Fewer plantings of California leafy greens are expected to result in less shipments during the next few months. This is because of declines in foodservice demand related to the COVID-19 pandemic.
RaboResearch conversations with vegetable shippers reveal they are likely to cut acreage by 10 to 15 percent over the next 60 days.
Because of reduced demand over the past six weeks, growers for foodservice have walked away from fields. Many are hoping to redirect shipments to retailers.
The acreage not being used now represents 50 to 85 percent of the land normally planted for product destined to restaurants, schools and other foodservice accounts. Vegetables generally are directed to foodservice accounts more than fruits.

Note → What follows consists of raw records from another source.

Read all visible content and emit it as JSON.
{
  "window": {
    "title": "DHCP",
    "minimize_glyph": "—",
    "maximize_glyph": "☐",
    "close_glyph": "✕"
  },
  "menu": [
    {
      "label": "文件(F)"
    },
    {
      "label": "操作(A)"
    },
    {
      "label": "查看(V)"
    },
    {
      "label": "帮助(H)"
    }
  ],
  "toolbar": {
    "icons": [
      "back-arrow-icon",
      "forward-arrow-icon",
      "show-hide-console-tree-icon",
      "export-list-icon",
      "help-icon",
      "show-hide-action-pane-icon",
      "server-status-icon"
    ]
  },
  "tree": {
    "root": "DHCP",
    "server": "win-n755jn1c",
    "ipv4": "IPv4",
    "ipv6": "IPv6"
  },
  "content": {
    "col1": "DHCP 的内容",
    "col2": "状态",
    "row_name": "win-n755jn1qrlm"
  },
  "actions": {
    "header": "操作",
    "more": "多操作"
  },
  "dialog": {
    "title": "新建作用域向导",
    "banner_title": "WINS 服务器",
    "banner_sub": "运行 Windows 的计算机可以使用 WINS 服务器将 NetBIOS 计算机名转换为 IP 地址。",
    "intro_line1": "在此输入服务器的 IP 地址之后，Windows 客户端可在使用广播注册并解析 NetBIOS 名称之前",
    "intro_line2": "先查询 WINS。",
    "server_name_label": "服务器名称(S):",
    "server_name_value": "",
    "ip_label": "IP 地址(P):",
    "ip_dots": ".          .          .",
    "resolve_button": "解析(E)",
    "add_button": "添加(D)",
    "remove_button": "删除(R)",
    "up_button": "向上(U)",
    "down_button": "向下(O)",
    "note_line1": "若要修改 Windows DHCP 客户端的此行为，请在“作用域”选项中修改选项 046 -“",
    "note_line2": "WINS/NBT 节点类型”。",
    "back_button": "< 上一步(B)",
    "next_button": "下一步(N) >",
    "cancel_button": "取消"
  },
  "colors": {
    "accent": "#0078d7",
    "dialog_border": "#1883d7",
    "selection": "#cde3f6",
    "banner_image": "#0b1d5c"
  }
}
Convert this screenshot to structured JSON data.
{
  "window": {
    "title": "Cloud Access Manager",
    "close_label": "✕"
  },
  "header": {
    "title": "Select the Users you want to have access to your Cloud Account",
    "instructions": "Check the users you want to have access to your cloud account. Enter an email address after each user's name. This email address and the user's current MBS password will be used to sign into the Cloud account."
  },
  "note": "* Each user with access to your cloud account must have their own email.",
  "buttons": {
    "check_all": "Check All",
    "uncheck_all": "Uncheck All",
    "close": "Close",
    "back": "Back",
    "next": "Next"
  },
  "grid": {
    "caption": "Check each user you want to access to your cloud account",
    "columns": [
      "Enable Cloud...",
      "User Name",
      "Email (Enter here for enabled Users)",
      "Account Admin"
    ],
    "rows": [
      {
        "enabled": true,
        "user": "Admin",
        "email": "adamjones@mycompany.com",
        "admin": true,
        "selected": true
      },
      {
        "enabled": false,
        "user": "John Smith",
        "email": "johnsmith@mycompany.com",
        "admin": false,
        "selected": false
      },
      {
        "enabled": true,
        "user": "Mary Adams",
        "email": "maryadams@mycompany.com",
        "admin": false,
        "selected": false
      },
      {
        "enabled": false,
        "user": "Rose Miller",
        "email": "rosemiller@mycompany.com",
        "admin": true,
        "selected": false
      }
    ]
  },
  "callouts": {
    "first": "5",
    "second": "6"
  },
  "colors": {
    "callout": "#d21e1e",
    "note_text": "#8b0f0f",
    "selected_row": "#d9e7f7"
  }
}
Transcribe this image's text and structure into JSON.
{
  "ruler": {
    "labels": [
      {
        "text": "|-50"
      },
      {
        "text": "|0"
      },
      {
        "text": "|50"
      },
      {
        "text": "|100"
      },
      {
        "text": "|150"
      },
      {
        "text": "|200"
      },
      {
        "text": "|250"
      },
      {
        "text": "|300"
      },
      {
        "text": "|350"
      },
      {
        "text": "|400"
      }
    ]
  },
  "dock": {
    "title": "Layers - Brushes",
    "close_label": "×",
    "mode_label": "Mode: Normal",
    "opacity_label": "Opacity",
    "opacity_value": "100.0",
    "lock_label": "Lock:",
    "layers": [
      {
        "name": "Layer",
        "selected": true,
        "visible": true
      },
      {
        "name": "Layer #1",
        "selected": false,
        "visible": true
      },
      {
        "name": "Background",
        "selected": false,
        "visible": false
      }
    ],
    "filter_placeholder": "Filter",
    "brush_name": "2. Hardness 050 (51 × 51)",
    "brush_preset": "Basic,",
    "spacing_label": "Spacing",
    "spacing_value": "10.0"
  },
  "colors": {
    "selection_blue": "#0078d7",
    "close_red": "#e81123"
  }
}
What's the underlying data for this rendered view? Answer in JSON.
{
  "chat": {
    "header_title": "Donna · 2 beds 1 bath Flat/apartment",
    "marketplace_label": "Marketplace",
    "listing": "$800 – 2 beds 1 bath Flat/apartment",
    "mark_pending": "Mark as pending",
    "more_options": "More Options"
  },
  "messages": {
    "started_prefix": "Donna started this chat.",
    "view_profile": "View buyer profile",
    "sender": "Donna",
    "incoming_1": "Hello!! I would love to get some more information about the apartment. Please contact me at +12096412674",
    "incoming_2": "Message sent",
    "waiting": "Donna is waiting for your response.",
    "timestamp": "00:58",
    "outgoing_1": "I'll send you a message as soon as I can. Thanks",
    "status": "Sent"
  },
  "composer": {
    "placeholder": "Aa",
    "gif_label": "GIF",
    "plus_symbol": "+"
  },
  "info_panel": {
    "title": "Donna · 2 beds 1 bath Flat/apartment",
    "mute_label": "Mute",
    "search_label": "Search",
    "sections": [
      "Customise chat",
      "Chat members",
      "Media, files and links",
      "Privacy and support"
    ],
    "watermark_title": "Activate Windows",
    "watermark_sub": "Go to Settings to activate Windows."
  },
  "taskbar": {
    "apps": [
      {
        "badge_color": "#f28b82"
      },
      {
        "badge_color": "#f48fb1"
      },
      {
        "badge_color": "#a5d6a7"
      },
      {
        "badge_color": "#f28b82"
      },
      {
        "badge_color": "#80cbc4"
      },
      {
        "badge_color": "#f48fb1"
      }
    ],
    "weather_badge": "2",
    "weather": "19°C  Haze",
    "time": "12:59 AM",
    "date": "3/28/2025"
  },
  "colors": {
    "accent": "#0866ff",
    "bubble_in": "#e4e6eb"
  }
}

Tomatoes and lettuce are two of the higher volume vegetables going to foodservice.
About 15 percent of fresh fruit is shipped for foodservice.
Increased shipments to retail have helped compensate for lagging foodservice demand.
Retail statistics for the four weeks ending April 12 reveal fresh produce sales increased 17 percent compared with the same period last year.
Fresh fruit sales were up about 9 percent for the four-week period, while fresh vegetable sales were up 25 percent.
Orange sales for the period were up 55 percent, but sales of grapes, melons and pears were down.
The 25 percent overall increase in vegetables was highlighted by gains in potatoes and sweet potatoes, at 80 percent and 55 increases, respectively.
Packaged salad sales for the four-week period ending April 12 were up only 7 percent.
On the plus side foodservice shipments are likely to increase when states end lockdowns.